After I checked in at the Fat Camel hostel in Auckland (some hostel names are pretty funny), it was about 6 PM and all the shops just closed, so I was not able to do any shopping. I hope I find some time in the morning, before I have to go to the airport to pick up my parents and sister. They are coming to New Zealand for 3 weeks and want to see the entire country in that time, so I reckon the next 3 weeks are going to be quite intensive, driving at least 200km a day, but also a lot of fun. As a consequence of the hectic shedule, I probably will not be able to frequently update this website for the next 3 weeks. Then again, who cares, right?
One more thing: at the moment New Zealand is GMT +13, so there are 12 hours of time difference with mainland Western Europe. This is almost the furthest one could get away from Europe; any further, and one would be going back. And no, I am not digging a hole to find a shorter way 😉comments closed
I had it all planned out: get back to Melbourne by train after work on Friday, get to Sydney on a tour via the Snowy Mountains and Canberra over the weekend, and fly to Auckland on Monday. Then the tour company called me on Friday that the tour was cancelled because there were not enough participants. So I changed my plans, deciding not to go to the Snowy Mountains and Canberra now, and I booked a ticket on a direct Greyhound bus. But on Friday evening a Dutch girl at the hostel had her birthday, we went out with a group of people, I had a few drinks and I slept through my alarm clock this morning. When I woke up in shock I called the bus company only to find out that the ticket was non-refundable, so that was 26 euro wasted. Oh well, I booked again on an overnight bus tonight, saving one night accommodation expenses. And 26 euro from Melbourne to Sydney is actually really cheap, considering it is a 12-hour bus ride.comments closed

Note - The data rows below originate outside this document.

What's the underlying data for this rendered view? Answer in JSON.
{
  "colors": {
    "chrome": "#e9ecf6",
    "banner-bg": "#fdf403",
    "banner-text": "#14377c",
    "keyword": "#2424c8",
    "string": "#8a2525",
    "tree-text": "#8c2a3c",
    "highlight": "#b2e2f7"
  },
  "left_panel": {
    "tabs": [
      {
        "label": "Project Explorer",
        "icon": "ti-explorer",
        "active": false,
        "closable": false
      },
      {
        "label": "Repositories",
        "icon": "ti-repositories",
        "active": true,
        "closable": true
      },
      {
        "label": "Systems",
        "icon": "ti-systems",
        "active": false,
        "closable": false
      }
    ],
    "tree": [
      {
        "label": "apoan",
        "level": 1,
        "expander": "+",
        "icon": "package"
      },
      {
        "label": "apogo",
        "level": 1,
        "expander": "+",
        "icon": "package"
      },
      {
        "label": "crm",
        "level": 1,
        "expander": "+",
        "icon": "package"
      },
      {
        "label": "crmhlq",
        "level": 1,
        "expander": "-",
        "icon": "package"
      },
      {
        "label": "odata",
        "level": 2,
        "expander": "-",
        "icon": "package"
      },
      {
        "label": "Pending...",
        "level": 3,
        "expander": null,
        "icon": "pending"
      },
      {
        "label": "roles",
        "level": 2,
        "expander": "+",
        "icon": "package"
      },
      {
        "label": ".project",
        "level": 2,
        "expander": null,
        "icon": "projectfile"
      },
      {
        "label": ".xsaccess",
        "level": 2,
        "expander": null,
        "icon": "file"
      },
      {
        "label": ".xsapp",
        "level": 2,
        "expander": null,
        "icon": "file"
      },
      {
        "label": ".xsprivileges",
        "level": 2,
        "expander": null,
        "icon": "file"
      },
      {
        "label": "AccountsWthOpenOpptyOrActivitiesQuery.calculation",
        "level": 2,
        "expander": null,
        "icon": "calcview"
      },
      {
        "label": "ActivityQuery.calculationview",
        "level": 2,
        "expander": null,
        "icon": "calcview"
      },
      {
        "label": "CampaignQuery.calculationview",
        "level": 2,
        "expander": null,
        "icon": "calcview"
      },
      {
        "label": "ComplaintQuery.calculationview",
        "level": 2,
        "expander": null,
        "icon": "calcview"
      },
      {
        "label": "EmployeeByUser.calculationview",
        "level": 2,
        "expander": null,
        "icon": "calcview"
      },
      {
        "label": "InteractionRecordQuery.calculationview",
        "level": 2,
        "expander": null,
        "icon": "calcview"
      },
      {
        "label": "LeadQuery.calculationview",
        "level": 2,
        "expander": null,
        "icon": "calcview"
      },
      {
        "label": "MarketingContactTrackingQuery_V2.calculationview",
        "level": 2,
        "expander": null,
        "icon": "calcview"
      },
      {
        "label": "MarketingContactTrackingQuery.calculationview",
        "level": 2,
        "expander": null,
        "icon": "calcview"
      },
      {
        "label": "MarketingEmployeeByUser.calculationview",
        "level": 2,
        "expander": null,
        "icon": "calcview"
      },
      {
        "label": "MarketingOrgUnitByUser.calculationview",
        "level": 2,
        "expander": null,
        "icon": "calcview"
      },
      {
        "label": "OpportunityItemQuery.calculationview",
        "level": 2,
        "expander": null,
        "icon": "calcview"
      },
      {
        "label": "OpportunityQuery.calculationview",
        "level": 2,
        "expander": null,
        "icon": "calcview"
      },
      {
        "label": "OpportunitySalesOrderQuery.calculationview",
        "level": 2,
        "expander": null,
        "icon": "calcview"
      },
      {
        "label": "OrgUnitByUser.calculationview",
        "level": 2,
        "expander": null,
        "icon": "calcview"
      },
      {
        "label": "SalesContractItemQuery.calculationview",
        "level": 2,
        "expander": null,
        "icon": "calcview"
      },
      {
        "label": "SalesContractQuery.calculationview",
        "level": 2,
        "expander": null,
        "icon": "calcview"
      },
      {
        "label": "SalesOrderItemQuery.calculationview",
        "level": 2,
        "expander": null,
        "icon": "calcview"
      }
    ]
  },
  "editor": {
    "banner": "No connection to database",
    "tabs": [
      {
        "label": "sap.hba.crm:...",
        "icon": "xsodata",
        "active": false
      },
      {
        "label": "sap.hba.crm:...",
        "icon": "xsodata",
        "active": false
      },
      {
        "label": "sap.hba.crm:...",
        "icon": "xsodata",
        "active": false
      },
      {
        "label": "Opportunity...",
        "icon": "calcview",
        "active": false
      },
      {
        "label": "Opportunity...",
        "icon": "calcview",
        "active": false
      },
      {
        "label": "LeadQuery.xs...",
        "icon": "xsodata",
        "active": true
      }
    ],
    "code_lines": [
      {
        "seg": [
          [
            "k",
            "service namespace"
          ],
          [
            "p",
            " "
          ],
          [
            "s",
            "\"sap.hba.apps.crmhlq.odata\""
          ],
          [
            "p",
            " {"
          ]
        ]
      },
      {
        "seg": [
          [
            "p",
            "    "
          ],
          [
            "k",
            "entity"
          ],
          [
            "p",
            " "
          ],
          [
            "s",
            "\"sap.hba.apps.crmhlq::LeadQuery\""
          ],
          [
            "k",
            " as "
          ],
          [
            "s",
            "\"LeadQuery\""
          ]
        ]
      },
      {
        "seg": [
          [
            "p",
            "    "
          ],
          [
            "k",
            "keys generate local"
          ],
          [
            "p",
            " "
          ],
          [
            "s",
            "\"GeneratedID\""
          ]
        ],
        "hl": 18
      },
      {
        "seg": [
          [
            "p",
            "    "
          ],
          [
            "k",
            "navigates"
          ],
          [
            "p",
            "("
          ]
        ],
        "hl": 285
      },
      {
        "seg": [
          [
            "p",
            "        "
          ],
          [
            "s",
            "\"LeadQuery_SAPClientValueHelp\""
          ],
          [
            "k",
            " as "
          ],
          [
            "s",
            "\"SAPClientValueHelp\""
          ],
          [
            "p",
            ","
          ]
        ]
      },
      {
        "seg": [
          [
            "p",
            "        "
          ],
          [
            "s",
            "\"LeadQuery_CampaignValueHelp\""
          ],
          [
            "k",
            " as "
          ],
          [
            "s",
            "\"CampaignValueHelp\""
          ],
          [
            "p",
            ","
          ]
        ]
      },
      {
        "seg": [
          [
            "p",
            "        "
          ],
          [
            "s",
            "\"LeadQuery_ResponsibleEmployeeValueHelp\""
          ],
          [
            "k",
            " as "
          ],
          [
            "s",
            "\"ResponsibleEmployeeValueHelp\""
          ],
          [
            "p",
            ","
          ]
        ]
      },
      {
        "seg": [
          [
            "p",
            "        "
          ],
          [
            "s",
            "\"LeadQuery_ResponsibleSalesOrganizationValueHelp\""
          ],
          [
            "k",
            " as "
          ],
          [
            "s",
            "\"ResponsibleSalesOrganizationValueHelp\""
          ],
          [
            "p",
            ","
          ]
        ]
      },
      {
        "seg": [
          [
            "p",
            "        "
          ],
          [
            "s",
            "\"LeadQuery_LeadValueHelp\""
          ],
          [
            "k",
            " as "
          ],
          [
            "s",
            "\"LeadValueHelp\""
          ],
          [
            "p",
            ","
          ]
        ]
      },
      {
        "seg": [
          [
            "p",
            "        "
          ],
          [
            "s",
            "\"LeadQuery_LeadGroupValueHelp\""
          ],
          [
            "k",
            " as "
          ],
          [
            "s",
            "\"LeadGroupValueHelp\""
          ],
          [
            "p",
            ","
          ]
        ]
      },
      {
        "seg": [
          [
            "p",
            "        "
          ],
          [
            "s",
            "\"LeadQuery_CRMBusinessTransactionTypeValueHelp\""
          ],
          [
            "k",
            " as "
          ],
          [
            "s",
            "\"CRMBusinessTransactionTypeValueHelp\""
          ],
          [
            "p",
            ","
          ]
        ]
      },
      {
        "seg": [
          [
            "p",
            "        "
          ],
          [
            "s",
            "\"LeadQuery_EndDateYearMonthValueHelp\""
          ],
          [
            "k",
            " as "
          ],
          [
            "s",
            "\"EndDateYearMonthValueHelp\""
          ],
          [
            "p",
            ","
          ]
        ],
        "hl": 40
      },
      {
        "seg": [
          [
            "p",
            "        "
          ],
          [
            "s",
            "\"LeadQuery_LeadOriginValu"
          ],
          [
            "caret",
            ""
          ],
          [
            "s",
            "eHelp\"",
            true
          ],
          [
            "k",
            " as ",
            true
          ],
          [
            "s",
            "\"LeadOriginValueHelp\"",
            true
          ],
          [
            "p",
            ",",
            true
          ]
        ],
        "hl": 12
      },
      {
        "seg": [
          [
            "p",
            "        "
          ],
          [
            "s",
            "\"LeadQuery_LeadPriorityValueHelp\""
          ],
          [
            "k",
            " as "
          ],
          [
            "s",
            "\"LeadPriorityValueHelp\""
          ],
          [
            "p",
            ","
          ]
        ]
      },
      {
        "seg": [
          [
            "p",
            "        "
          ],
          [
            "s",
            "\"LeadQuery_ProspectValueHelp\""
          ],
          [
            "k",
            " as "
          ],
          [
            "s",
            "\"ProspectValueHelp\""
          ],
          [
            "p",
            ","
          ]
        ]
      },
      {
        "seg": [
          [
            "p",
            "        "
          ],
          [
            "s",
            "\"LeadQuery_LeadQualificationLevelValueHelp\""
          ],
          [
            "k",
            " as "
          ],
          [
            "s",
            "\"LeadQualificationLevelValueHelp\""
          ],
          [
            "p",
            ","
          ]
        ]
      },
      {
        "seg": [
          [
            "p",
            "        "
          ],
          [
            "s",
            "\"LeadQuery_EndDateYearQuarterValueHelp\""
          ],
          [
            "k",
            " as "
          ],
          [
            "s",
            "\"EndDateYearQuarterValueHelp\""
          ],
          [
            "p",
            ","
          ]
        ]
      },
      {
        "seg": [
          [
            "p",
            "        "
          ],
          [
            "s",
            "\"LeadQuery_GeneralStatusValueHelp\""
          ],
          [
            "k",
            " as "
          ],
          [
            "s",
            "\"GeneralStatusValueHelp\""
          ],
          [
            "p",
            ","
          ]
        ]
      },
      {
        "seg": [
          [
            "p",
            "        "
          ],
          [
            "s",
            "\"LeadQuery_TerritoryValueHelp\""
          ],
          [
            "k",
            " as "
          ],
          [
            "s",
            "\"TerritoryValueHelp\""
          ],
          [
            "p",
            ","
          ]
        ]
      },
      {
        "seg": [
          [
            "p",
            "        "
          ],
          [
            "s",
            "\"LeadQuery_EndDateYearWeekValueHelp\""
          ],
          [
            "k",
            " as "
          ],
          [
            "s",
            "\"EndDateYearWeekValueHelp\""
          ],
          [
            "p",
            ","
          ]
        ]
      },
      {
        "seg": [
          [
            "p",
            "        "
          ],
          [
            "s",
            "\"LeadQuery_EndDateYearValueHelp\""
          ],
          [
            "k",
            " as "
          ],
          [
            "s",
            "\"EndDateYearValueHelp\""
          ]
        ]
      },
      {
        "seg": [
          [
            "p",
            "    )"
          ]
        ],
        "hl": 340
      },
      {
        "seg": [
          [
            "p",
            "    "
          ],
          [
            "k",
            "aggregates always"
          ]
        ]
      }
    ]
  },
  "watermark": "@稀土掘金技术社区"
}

One of the reasons for me to go to Australia was the fact that I could obtain a working holiday visa, making it possible to stay for a year and supplement travel funds by working. Since I have only been travelling for the first 9 weeks of my trip, I figured it would be great to work for a few weeks before going to New Zealand. So for the last two weeks I have been doing some boring repetitive factory work in shifts from 7 to 12 hours. Not so fun, but at least I am making some decent money now, instead of just spending money. I do have to get a better job later on though. That is why I will probably be spending 2-3 months in Perth when I return from New Zealand. The more professional jobs require at least 2 months commitment and I have no travel plans at that time. Also it will be good to settle down after having travelled through New Zealand for 6-7 weeks.